As I stand in the valley, appreciating nature in all of its glory, I think of all the unfortunate travelers who met their end around where I stand. Before long, the sun has set around us and the unmarked graves, and we retreat to the Hogan to warm ourselves by the wood-heated furnace, then I’m off to Newcomb.
On this particular night, a ceremonial pow wow is beginning at the Newcomb High School, as a fund-raiser for the graduating class. Dancers from tribes across the U.S. wear their traditional regalia and stand by patiently for the opening ceremony.

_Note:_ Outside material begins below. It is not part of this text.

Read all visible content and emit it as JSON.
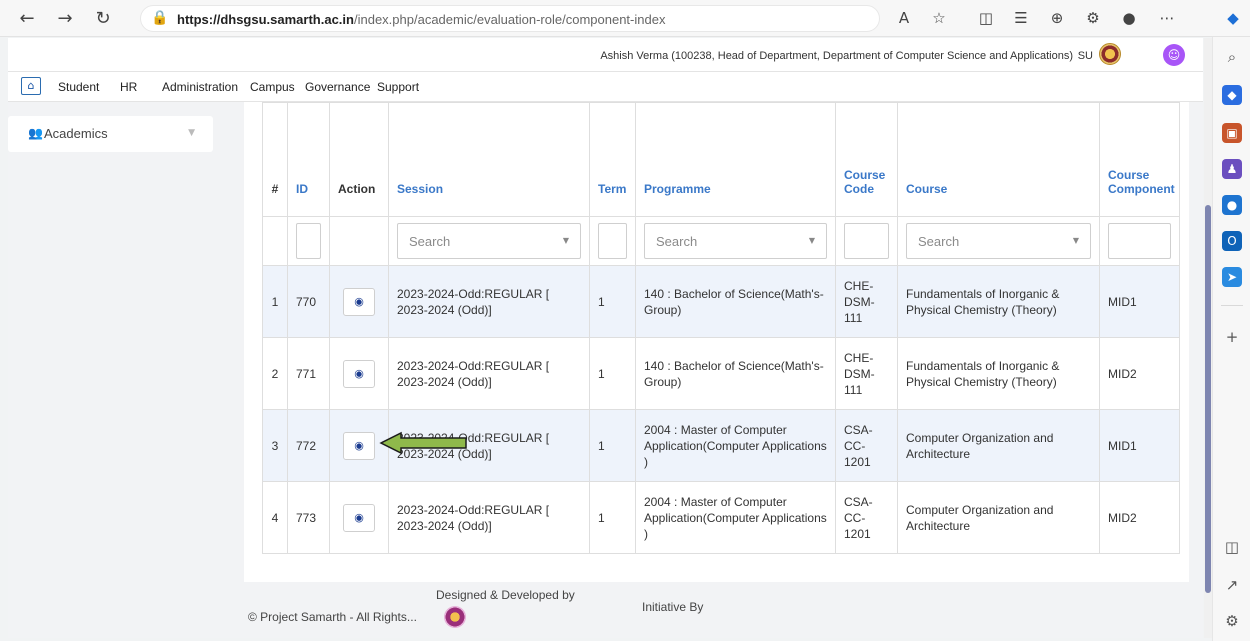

The first part of the ceremony is the gourd dance, which honors veterans in the community. Dancers with a mix of military uniform components, complemented by traditional native clothing dance in the middle of the high school gymnasium, while more than a dozen men systematically sing traditional songs while simultaneously beating a large drum together. Frank Larson, from the Otoe tribe, informs me that drumming is part of the singing. “It’s how we keep our rhythm when we sing,” he said.
The songs span several minutes and shift rapidly in volume while maintaining a steady beat, their voices accompanied by the whoops and shrieks of female singers behind them. One singer, Wayne Longhorn of the Shawnee / Choctaw tribes in Oklahoma, tells me the discipline “comes with a lot of practice.”
Bells jingle, fringes fly and feathers flash gracefully in rhythm with the drum and I silently take it all in on the sidelines. Kathy Littlefawn, has been dancing since the late 70’s. She informs me that the bells attached to the native clothing represents seashells, and that they mimic the sound of rain. One of the Navajo dance judges, Wilfred Jumbo, tells me the fringes represent grass and that both the grass and bell dances are part of a healing dance, which incorporates elements of the planet.
Dancer Eric Betoni, of the Dine (Navajo), informs me that all the regalia must be made by hand and the dances being performed are stories told through movement. However, the stories are not as simple as those we hear nowadays. Sometimes, Betoni says, “you have to go deep inside to figure it out.” Betoni also informs me that some stories require ritualistic ceremonies.
The traditional cuisine at this event is what people refer to as a “Navajo Taco.” The Navajo taco is a large disc of fried dough, pillowy and relatively unflavored, topped with roast mutton and often served with a variety of vegetables and toppings. They are delicious and easily accessible through trailers parked on the side of main roads.
After leaving the pow wow, I climb back into my Jeep, and point it towards Farmington, where I would spend another day exploring and then enjoy the open road all the way back to Los Angeles County.